# Aim of the task:
For the listing below, show each line that includes the string "price".

# Exercise material:
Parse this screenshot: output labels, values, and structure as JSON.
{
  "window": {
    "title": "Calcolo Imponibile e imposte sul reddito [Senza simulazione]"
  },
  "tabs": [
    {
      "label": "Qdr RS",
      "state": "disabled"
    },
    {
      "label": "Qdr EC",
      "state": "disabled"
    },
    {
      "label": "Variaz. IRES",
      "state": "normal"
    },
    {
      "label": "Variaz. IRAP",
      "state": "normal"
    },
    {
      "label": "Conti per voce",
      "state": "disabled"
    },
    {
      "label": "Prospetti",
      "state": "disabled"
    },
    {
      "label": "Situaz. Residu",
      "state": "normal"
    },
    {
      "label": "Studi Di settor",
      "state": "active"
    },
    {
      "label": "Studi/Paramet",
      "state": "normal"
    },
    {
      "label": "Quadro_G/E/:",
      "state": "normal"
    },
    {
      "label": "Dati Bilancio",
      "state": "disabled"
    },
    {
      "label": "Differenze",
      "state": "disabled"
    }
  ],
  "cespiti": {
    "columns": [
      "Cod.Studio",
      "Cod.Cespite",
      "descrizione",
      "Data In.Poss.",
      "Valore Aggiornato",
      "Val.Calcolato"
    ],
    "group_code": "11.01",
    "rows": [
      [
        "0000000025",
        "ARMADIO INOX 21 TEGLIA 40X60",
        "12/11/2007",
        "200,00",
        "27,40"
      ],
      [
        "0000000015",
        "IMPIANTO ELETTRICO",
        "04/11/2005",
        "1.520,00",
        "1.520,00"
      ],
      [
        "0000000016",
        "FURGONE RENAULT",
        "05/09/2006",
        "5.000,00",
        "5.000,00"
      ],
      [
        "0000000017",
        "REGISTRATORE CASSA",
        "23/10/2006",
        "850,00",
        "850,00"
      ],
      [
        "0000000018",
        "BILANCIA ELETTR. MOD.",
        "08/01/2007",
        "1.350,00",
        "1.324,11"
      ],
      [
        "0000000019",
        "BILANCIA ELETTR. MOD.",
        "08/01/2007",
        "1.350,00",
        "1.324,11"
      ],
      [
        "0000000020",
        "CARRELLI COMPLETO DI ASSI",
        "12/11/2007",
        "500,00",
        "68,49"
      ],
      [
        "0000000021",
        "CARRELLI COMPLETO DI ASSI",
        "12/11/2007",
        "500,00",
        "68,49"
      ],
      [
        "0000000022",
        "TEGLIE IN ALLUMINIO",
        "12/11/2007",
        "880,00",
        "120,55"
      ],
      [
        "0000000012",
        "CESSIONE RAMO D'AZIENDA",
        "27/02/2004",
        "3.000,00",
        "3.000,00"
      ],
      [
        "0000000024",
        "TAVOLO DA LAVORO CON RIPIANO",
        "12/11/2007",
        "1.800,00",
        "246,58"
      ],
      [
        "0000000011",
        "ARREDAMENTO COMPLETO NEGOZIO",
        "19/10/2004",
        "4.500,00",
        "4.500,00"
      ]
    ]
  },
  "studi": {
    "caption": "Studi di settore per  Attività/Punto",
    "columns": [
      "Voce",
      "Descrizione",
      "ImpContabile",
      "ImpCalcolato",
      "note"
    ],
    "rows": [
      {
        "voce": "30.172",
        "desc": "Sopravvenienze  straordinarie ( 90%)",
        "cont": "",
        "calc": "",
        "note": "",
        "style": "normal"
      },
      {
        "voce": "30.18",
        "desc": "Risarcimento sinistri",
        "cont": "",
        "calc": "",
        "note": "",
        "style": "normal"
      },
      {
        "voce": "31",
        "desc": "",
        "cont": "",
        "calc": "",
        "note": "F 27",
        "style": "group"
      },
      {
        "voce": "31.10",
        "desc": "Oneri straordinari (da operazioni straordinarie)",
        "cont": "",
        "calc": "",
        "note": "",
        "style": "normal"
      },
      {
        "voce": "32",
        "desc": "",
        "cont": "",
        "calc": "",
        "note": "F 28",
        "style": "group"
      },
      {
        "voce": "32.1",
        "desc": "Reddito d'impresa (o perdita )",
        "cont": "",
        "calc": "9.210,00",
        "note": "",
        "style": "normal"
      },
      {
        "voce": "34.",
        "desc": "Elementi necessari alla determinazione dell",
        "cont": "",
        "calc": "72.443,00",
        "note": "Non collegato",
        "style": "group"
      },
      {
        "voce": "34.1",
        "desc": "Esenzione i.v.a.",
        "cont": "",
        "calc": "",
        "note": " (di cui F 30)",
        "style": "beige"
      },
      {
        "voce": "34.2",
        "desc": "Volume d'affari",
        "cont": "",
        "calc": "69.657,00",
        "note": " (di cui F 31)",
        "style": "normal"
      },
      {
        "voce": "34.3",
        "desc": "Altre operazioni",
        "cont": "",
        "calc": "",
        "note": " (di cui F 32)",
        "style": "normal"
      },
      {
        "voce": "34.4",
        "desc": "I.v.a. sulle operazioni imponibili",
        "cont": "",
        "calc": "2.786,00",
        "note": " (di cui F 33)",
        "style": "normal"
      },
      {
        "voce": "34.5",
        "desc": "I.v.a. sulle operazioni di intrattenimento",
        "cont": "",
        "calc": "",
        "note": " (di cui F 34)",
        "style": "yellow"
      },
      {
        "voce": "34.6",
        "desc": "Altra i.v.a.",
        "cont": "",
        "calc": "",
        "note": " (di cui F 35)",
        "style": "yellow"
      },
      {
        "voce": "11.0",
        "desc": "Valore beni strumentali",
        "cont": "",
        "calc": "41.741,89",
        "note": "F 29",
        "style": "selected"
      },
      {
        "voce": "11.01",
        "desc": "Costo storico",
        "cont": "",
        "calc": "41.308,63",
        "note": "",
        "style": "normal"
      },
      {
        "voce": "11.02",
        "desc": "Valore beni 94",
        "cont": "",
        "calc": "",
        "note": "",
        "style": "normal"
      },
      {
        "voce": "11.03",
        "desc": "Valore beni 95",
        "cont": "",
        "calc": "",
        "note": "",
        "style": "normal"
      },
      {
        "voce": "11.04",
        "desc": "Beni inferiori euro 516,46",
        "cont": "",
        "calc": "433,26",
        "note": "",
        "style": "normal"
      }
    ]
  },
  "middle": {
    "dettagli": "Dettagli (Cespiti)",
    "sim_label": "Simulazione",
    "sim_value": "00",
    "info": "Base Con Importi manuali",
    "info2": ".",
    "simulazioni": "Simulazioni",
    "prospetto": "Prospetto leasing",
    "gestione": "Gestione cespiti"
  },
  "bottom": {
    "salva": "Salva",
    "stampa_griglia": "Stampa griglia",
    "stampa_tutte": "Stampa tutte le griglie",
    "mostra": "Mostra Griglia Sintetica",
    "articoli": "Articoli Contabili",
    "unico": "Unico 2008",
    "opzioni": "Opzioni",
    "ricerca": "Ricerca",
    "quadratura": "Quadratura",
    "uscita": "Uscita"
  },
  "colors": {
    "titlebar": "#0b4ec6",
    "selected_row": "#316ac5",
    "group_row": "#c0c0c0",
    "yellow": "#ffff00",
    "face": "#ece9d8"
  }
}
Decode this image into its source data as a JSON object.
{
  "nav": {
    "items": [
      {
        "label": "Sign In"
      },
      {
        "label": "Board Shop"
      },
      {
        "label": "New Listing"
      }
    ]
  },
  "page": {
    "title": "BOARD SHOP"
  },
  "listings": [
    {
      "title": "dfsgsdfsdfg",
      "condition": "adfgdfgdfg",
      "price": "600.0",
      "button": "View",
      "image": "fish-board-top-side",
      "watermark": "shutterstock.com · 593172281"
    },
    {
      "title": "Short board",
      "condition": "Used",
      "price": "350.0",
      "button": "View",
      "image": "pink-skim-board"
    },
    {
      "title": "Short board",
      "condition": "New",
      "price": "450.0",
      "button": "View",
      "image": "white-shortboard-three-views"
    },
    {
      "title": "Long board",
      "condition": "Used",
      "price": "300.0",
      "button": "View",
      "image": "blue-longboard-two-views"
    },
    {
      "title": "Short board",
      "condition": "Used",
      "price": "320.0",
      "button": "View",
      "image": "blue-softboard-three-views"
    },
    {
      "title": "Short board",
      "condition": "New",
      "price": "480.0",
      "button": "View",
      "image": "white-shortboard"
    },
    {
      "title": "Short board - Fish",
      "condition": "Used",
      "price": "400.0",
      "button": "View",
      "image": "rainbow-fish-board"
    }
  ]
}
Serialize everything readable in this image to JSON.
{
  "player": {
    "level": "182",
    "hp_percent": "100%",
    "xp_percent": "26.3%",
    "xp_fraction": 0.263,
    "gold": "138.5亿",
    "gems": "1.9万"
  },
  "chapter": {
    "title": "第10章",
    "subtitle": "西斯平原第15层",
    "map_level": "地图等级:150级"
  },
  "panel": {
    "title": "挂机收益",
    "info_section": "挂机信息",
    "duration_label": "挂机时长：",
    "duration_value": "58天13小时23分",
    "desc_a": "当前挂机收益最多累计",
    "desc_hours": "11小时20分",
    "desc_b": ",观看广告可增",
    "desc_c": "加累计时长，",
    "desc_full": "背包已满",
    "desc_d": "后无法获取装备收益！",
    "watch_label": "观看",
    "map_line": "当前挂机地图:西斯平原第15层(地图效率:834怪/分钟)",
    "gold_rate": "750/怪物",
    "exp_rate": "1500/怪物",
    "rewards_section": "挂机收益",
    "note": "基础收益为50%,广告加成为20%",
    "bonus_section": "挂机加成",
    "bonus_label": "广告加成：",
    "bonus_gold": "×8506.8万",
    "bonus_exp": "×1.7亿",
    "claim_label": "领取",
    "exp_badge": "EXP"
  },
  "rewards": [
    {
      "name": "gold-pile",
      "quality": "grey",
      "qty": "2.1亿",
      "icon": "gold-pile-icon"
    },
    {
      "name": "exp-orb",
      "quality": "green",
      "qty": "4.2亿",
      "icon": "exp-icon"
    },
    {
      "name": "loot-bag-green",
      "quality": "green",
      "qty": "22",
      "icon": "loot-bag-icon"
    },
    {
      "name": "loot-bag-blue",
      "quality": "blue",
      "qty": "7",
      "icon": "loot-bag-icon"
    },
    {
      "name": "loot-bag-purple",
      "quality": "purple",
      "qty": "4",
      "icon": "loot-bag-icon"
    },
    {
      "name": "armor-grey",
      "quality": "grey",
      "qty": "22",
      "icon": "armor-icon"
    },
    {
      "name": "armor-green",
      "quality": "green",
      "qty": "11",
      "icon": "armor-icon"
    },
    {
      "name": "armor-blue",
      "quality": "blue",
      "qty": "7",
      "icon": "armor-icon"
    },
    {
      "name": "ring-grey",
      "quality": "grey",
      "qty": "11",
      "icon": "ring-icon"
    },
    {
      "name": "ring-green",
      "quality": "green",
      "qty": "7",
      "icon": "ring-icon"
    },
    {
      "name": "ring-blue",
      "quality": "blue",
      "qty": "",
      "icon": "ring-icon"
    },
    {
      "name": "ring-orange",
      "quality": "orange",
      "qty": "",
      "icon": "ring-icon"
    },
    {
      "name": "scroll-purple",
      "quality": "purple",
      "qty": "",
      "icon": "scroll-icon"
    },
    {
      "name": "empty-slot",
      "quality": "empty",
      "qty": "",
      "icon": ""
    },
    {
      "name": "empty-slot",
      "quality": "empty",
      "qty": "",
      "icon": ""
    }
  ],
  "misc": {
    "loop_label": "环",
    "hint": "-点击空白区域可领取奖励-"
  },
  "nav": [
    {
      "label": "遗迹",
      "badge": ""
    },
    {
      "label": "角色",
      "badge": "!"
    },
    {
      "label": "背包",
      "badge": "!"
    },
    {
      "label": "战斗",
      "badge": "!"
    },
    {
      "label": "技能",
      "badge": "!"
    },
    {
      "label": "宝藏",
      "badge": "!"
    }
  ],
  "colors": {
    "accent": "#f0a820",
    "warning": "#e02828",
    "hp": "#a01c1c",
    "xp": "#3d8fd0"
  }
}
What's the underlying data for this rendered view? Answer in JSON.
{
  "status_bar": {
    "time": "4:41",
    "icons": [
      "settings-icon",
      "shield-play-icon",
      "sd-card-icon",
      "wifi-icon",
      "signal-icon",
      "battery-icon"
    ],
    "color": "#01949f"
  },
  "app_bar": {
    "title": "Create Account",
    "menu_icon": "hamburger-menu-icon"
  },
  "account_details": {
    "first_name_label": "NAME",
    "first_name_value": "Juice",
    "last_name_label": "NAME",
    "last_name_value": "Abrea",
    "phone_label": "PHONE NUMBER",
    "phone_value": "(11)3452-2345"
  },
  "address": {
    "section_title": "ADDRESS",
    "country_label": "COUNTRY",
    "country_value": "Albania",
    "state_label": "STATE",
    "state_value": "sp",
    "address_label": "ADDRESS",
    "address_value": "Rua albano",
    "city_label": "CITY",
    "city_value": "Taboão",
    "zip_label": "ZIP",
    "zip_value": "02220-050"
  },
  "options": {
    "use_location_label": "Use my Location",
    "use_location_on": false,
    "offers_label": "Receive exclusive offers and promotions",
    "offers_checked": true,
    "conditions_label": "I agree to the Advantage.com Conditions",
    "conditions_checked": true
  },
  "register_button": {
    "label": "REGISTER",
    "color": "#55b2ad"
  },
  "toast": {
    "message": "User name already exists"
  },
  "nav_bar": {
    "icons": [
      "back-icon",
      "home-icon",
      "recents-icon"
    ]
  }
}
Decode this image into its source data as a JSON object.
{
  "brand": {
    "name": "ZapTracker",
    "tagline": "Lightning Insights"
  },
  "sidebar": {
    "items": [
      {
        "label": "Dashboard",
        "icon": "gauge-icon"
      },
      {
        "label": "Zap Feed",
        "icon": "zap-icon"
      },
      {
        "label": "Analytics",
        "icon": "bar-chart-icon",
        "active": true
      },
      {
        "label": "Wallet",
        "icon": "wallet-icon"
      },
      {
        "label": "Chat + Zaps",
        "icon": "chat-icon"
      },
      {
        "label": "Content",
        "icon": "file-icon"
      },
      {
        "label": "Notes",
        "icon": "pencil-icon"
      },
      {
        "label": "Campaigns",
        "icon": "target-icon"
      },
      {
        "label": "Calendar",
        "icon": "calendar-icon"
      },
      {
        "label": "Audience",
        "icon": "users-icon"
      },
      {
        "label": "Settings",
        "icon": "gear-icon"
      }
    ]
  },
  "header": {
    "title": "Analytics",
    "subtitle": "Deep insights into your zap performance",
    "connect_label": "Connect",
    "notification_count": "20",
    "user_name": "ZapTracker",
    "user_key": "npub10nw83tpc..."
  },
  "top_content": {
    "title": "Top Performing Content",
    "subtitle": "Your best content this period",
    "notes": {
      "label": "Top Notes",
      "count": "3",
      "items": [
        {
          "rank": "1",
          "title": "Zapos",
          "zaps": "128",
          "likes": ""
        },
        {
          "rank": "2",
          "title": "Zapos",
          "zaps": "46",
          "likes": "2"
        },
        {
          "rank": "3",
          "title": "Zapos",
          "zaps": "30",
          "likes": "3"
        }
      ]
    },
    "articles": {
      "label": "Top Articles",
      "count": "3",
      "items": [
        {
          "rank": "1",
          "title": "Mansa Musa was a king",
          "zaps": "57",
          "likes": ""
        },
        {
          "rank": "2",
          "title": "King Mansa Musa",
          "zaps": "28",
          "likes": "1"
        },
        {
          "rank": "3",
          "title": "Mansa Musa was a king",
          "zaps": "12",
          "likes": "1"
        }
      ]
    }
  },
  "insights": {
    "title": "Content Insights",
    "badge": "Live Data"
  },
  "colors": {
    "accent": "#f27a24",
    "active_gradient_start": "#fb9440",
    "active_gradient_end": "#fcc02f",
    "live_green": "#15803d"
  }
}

# Answer to this problem:
      "price": "600.0",
      "price": "350.0",
      "price": "450.0",
      "price": "300.0",
      "price": "320.0",
      "price": "480.0",
      "price": "400.0",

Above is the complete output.